Rise of the “conscious consumer” paves way for record growth in UK organic market
There is no doubt about it, the pursuit of health and wellness among consumers is a major business now, as illustrated from the latest figures from the Soil Association Certification’s Organic Market Report. The newly-published report reveals how following a 5.3% growth in sales during 2018, the UK’s organic market is now worth £2.33 billion. The growth percentage is well ahead of the non-organic market, according to the report.
5 February 2019
The Soil Association Certification has published the latest edition of its Organic Market Report for 2018, which reveals the UK’s organic market is now worth £2.33 billion after a 5.3% growth in sales in 2018 – well ahead of the non-organic market. The Soil Association Certification is the UK’s largest organic certification body.

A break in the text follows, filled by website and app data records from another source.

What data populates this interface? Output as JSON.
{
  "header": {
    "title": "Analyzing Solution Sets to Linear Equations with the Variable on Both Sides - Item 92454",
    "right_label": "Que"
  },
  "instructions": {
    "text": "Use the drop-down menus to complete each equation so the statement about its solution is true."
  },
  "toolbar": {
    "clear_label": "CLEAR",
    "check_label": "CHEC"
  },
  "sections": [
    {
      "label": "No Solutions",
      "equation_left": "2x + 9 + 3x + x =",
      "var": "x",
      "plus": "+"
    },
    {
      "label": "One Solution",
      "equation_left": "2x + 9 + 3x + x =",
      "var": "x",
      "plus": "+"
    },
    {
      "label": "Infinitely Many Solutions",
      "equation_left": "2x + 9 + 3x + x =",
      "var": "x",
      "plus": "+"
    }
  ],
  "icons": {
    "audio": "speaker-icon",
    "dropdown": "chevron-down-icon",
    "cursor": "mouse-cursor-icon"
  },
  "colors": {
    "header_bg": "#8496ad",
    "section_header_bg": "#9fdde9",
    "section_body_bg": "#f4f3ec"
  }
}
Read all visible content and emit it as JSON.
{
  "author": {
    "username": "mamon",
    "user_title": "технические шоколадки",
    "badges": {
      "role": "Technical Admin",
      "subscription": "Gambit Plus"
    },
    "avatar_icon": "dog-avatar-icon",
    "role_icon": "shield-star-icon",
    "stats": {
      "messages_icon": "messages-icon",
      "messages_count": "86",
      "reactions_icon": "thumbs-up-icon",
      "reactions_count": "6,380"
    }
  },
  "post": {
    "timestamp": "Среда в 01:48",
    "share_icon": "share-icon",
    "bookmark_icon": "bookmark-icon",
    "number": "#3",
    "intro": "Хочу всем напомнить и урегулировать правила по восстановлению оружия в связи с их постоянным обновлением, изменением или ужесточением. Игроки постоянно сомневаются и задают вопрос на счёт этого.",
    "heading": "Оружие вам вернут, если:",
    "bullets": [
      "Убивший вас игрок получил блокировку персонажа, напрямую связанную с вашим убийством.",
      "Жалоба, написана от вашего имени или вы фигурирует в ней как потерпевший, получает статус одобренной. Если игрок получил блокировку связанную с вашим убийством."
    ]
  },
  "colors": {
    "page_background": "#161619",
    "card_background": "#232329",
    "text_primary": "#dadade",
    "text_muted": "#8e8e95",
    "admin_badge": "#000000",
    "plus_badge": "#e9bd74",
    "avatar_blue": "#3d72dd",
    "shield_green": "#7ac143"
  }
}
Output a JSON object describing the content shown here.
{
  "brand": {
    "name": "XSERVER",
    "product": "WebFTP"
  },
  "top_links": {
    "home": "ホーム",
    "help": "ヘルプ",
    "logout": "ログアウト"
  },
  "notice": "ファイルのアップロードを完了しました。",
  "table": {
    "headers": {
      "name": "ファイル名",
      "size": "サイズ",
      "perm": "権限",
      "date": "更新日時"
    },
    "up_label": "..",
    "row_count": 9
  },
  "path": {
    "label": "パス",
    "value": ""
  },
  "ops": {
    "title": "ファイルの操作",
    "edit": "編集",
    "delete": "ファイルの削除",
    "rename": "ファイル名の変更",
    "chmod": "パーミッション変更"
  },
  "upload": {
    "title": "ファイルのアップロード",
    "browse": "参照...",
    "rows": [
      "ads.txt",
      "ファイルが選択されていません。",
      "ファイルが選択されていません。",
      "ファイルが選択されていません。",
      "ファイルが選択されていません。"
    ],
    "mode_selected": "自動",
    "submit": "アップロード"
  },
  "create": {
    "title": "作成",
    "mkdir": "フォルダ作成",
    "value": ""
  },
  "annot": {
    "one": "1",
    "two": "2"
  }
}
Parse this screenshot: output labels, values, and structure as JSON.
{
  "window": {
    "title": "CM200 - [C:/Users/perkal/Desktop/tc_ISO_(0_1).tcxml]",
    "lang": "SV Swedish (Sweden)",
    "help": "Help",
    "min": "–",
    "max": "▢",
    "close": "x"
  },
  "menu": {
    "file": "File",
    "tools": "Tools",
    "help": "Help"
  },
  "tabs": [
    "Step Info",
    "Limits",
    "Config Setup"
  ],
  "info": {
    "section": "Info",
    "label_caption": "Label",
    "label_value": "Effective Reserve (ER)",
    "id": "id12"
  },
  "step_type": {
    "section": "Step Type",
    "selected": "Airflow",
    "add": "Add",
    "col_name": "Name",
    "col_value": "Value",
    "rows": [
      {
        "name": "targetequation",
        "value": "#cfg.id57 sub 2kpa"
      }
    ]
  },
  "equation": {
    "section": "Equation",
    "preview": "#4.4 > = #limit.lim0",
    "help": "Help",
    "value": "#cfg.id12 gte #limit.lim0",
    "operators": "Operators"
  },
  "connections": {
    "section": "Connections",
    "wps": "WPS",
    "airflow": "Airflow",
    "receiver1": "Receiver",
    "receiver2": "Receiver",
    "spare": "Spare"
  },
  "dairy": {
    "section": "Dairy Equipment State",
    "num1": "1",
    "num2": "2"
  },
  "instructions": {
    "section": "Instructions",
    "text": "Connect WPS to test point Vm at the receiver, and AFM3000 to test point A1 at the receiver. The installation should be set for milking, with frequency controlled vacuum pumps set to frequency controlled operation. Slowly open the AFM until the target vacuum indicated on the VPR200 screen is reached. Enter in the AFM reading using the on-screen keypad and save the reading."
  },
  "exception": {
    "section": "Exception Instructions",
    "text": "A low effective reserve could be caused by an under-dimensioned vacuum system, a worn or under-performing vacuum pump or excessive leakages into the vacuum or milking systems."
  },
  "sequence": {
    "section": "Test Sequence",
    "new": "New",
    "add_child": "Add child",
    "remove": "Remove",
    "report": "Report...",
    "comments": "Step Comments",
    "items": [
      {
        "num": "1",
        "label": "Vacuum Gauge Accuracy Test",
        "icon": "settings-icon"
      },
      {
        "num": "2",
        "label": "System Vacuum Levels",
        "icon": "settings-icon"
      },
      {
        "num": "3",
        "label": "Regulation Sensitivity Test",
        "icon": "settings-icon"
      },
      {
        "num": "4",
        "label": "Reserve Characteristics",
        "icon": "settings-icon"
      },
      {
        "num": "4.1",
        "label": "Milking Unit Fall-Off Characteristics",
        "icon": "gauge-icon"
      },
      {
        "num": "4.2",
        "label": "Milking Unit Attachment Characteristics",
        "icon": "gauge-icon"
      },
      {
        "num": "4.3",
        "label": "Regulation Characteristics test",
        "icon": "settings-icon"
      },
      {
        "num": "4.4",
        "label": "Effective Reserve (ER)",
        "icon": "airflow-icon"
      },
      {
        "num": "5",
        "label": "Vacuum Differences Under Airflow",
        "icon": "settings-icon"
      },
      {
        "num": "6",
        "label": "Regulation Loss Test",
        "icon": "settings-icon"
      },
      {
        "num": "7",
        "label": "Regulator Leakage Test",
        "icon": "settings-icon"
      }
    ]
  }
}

It certifies around 70% of all organic products in the UK.
The SAC’s conclusion represents the highest ever value placed on the organic market, following seven consecutive years of growth, and means that almost £45 million is spent on organic a week.
Organic accounts for 1.5% of the UK’s overall food and drink market, which is expected to grow to £2.5 billion by 2020.
In the report, Soil Association Certification identifies changes in shopping habits as drivers of growth, as more shoppers order online to take advanrage of the wider choice of organic products available.
Other key areas of growth identified by the report include:
- Supermarket sales of organic, excluding discounters, increased by 3.3%*
- Independent retailers saw sales increasing by 6.2%, buoyed by healthy and hyper-local shopping habits and wider organic ranges from wholesalers
- Organic sales into foodservice grew almost 8% to £90.9 million in 2018, supported by continued interest in Soil Association’s Food For Life scheme
Across the organic market, categories that continue to drive growth include wines, and chilled foods; and canned and packaged grocery. Figures show that the chilled convenience sector, including tofu and fresh vegetarian products, saw sales grow by over 25%. Sales of fresh fruit, salad and vegetables increased by approximately £15 million during the year.
Clare McDermott, business development director for the Soil Association Certification, said that organic is in the right place to capitalise on many of the consumer trends currently developing across retail. “We know that more shoppers are looking to purchase sustainable products to reduce their impact on the planet,” McDermott said, “and this has combined with an increasing value being placed on transparency and traceability in the food system.”
Meanwhile, the increasing consumer demand for organic has meant more farmers going into organic farming. The latest statistics from the UK’s Department of Food and Rural Affairs show that the amount of organic certified land has increased by 1.9%, the first rise since 2008. Land in conversion also increased by nearly 30%, a third consecutive year of growth, and Soil Association Certification expects this to continue, as, post-Brexit, consumer demand for products from UK producers and sustainable agroecological systems could rise.
*Nielsen Scantrack Total Coverage (Supermarkets and Convenience Stores), 52w/e 29th December 2018